Liurai-Oan Ki’ik, in Tetun language.

Tetun, also spelled Tetum, is an Austronesian language spoken predominantly in East Timor (Timor-Leste). It is one of the two official languages of East Timor, alongside Portuguese, and serves as a lingua franca among the diverse ethnic groups in the country.

Tetun has several dialects. The main dialects are Tetun Prasa, spoken in and around Dili (the capital of East Timor), and Tetun Terik, spoken in rural areas of East Timor and West Timor. Tetun Prasa has been significantly influenced by Portuguese and Indonesian, incorporating many loanwords from these languages.
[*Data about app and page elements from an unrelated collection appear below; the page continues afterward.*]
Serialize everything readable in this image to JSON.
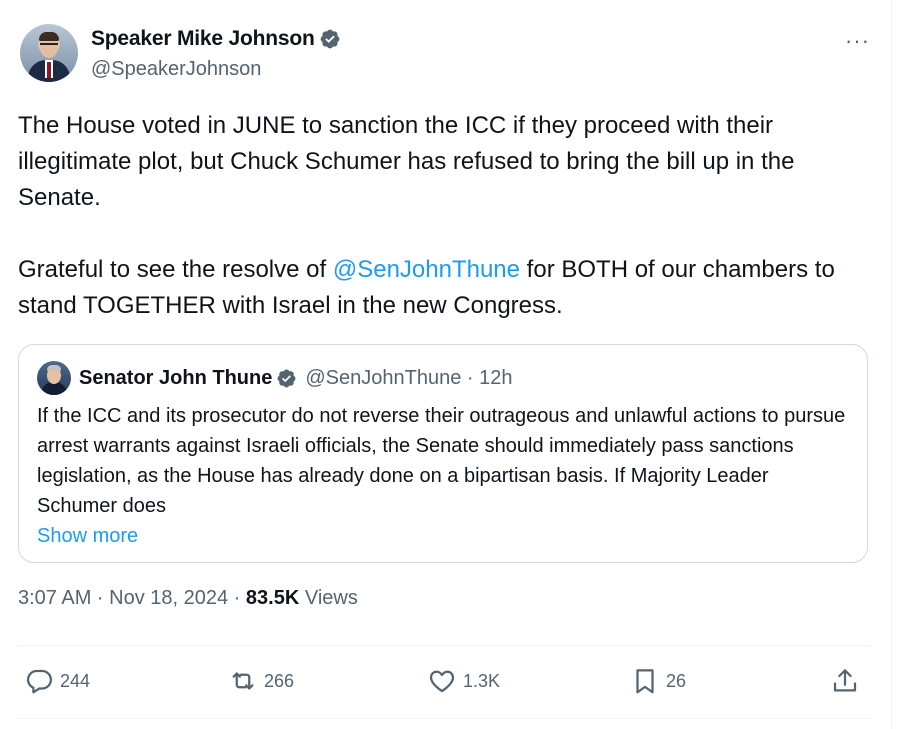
{
  "author": {
    "display_name": "Speaker Mike Johnson",
    "handle": "@SpeakerJohnson",
    "verified_icon": "verified-badge-icon"
  },
  "more_label": "···",
  "text": {
    "para1": "The House voted in JUNE to sanction the ICC if they proceed with their illegitimate plot, but Chuck Schumer has refused to bring the bill up in the Senate.",
    "para2_before": "Grateful to see the resolve of ",
    "para2_mention": "@SenJohnThune",
    "para2_after": " for BOTH of our chambers to stand TOGETHER with Israel in the new Congress."
  },
  "quote": {
    "display_name": "Senator John Thune",
    "handle_time": "@SenJohnThune · 12h",
    "text": "If the ICC and its prosecutor do not reverse their outrageous and unlawful actions to pursue arrest warrants against Israeli officials, the Senate should immediately pass sanctions legislation, as the House has already done on a bipartisan basis. If Majority Leader Schumer does",
    "show_more": "Show more"
  },
  "meta": {
    "time_date": "3:07 AM · Nov 18, 2024 · ",
    "views_count": "83.5K",
    "views_label": " Views"
  },
  "actions": {
    "replies": "244",
    "reposts": "266",
    "likes": "1.3K",
    "bookmarks": "26"
  },
  "colors": {
    "accent": "#1d9bf0",
    "secondary_text": "#536471",
    "border": "#cfd9de"
  }
}
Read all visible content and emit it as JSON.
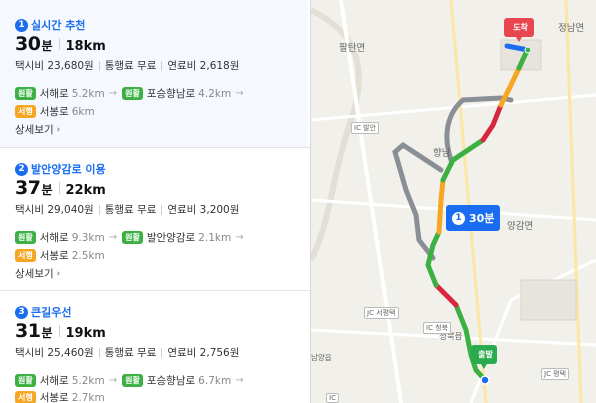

Tetun’s phonetic inventory is relatively simple, with vowel harmony playing a role in the language’s phonological system. The language uses a five-vowel system similar to that of many other Austronesian languages. Tetun grammar is characterized by its use of subject-verb-object (SVO) word order. It uses prefixes, suffixes, and infixes to indicate grammatical relationships, tense, aspect, and mood. Unlike many European languages, Tetun does not have grammatical gender.

Tetun faces challenges related to its development and standardisation as a national language. Efforts are ongoing to expand its use in formal education and literacy while balancing the influence of Portuguese and Indonesian. Language development initiatives, including the creation of dictionaries, grammar guides, and educational materials, aim to strengthen Tetun’s role in society.

East Timor shares a land border with Indonesia. But it was very difficult to find this book from Indonesia, even via online. At last, Jean-Marc Probst sent this book from Genève. For free. Thanks, Jean-Marc.